◆ **Goal of the exercise**
Your answer should consist of the lines below that hold the word "Augmentative".

◆ **Input data**
────────────────────────────────────────

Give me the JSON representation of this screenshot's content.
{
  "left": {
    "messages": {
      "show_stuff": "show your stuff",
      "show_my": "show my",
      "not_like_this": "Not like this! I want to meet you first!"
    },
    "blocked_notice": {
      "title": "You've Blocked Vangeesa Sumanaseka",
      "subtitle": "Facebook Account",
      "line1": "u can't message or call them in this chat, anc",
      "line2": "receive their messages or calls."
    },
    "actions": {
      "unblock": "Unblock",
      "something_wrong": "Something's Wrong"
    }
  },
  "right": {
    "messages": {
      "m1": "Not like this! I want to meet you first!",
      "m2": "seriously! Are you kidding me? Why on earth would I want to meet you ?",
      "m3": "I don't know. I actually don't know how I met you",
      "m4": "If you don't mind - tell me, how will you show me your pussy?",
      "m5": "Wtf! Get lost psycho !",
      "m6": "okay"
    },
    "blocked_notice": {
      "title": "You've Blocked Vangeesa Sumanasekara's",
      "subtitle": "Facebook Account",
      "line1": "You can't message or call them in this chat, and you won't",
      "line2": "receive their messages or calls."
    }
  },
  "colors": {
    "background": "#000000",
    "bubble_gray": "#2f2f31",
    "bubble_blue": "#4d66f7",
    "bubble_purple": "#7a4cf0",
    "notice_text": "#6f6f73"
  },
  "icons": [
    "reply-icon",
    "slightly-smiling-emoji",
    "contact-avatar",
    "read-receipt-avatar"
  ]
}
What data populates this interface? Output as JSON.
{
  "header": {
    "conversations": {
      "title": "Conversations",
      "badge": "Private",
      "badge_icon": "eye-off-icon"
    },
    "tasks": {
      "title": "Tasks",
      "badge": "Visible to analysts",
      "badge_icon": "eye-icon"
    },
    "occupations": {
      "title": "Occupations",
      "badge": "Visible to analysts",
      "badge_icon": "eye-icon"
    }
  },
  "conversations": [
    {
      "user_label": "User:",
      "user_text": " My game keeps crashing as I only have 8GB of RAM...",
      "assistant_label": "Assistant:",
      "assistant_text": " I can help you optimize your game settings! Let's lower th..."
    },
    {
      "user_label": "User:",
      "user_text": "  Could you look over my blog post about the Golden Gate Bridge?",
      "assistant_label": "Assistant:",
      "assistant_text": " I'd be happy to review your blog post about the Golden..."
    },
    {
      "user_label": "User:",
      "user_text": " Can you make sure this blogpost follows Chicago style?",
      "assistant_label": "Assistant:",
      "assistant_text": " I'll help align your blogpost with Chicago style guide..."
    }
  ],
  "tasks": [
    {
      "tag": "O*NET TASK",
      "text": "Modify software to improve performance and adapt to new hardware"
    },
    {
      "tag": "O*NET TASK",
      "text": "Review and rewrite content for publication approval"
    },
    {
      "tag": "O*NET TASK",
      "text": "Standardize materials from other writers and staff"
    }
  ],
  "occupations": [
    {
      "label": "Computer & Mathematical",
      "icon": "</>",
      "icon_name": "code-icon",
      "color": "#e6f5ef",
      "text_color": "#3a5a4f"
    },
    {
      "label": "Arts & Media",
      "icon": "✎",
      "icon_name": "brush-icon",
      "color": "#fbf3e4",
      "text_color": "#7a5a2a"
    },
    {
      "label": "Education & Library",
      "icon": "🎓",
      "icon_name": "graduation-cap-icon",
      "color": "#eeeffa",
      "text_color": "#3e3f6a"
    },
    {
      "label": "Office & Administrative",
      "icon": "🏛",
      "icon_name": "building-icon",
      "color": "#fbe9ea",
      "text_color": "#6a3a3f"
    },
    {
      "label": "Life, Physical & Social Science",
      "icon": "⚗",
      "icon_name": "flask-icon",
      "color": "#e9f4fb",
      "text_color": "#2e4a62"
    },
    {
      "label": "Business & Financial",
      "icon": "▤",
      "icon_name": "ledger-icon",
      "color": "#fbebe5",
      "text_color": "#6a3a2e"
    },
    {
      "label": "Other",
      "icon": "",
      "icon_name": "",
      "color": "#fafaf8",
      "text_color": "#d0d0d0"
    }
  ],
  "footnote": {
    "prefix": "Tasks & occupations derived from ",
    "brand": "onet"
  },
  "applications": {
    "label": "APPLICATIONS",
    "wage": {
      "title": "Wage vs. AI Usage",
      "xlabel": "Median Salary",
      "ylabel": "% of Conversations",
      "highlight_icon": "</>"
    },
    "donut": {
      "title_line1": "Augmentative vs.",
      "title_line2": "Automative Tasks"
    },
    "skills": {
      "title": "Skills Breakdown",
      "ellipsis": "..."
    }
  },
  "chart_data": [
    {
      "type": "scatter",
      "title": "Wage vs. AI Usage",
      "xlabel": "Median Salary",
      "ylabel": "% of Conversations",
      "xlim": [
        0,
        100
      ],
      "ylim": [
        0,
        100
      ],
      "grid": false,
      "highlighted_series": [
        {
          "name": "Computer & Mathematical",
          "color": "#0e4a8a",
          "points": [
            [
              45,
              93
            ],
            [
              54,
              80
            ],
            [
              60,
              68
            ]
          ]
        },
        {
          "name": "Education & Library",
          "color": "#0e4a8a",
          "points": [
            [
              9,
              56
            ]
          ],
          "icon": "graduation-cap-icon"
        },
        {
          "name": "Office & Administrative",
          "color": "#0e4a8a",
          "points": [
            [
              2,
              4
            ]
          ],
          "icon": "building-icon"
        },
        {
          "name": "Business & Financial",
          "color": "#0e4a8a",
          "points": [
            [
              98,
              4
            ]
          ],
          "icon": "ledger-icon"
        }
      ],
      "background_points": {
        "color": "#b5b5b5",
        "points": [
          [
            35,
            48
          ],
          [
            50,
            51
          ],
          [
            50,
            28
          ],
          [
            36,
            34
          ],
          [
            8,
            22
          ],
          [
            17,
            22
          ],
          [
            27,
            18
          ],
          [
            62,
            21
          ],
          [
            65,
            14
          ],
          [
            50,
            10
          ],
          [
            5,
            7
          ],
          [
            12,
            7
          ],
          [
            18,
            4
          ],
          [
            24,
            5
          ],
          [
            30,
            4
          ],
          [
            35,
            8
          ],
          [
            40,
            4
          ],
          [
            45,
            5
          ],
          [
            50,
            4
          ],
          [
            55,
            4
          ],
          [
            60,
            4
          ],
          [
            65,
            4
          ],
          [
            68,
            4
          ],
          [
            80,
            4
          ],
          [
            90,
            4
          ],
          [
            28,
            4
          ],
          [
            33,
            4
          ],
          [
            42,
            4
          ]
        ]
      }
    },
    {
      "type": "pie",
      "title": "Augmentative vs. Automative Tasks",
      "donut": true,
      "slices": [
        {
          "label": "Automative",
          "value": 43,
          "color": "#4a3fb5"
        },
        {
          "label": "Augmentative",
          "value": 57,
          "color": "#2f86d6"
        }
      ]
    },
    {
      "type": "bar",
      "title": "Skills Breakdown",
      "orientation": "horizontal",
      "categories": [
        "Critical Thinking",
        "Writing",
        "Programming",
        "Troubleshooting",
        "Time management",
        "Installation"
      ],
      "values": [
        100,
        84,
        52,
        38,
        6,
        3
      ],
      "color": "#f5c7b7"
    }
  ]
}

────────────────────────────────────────

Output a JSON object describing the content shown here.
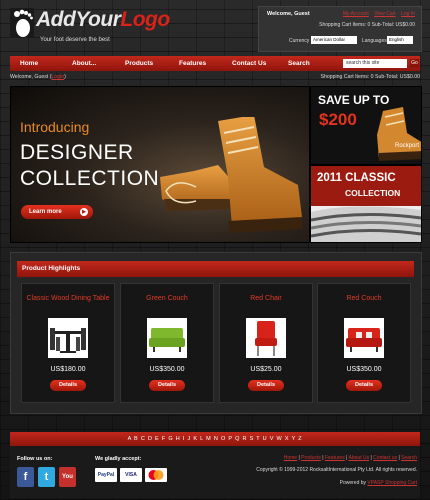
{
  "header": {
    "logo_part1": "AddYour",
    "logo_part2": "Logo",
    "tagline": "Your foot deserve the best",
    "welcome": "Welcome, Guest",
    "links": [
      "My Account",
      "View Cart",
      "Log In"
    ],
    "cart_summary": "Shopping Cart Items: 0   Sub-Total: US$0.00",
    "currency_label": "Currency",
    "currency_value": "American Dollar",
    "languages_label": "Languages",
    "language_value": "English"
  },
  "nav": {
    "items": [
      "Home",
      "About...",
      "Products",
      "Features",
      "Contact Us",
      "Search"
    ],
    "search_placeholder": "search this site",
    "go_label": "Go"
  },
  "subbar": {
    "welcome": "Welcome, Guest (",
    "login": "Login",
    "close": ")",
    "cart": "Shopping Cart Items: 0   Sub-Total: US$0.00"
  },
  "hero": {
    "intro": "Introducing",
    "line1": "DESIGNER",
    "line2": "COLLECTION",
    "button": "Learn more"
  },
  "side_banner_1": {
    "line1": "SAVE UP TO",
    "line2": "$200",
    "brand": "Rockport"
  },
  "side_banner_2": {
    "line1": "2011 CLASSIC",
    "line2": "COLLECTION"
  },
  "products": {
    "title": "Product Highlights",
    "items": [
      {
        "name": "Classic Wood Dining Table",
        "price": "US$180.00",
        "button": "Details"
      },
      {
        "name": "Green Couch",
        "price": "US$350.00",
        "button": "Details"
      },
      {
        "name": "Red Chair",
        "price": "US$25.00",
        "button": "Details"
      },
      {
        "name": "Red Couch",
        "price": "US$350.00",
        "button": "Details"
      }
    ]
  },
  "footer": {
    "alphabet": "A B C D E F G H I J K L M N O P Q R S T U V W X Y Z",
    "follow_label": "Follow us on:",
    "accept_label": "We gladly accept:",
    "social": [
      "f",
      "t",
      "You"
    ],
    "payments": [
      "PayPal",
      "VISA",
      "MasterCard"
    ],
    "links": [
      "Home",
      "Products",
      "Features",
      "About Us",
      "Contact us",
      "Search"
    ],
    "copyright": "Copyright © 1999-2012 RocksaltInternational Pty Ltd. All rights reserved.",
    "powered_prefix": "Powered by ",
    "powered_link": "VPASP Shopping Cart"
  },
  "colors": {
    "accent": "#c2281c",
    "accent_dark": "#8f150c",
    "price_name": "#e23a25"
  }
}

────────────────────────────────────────

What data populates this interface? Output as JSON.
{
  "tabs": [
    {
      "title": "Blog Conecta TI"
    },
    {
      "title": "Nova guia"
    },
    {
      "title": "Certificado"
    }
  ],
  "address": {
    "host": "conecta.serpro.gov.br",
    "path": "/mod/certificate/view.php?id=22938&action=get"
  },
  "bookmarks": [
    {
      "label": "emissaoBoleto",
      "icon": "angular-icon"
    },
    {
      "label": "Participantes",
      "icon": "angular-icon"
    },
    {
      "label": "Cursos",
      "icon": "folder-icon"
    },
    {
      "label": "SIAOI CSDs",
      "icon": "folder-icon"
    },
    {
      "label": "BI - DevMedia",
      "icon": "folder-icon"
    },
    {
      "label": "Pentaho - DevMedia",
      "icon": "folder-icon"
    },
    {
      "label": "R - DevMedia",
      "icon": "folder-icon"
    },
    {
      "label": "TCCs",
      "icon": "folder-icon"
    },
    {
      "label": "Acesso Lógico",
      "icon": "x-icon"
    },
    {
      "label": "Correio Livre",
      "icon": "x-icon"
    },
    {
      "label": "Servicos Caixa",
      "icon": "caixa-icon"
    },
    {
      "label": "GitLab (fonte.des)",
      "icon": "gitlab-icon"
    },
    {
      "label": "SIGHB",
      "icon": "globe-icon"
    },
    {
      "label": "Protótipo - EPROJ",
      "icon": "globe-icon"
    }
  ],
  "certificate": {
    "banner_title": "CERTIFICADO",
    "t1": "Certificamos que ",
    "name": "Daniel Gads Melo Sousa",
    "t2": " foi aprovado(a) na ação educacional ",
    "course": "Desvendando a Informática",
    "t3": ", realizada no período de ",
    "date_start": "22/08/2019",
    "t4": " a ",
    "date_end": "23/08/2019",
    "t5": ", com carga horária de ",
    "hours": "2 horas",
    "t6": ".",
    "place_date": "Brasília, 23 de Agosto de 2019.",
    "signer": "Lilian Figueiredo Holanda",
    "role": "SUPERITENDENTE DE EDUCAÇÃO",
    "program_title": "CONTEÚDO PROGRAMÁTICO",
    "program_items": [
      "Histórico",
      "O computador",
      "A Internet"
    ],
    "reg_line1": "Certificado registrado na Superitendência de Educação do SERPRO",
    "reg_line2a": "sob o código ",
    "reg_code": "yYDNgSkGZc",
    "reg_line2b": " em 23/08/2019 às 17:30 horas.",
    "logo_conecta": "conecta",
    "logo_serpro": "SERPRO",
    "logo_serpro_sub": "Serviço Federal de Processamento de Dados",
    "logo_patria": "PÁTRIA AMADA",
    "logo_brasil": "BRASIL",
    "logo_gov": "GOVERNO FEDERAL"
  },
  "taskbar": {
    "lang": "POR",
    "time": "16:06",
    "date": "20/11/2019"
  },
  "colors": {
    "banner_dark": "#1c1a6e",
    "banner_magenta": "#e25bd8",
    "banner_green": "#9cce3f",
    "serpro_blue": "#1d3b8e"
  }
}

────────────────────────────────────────

◆ **The completed task**
      "title_line1": "Augmentative vs.",
      "title": "Augmentative vs. Automative Tasks",
          "label": "Augmentative",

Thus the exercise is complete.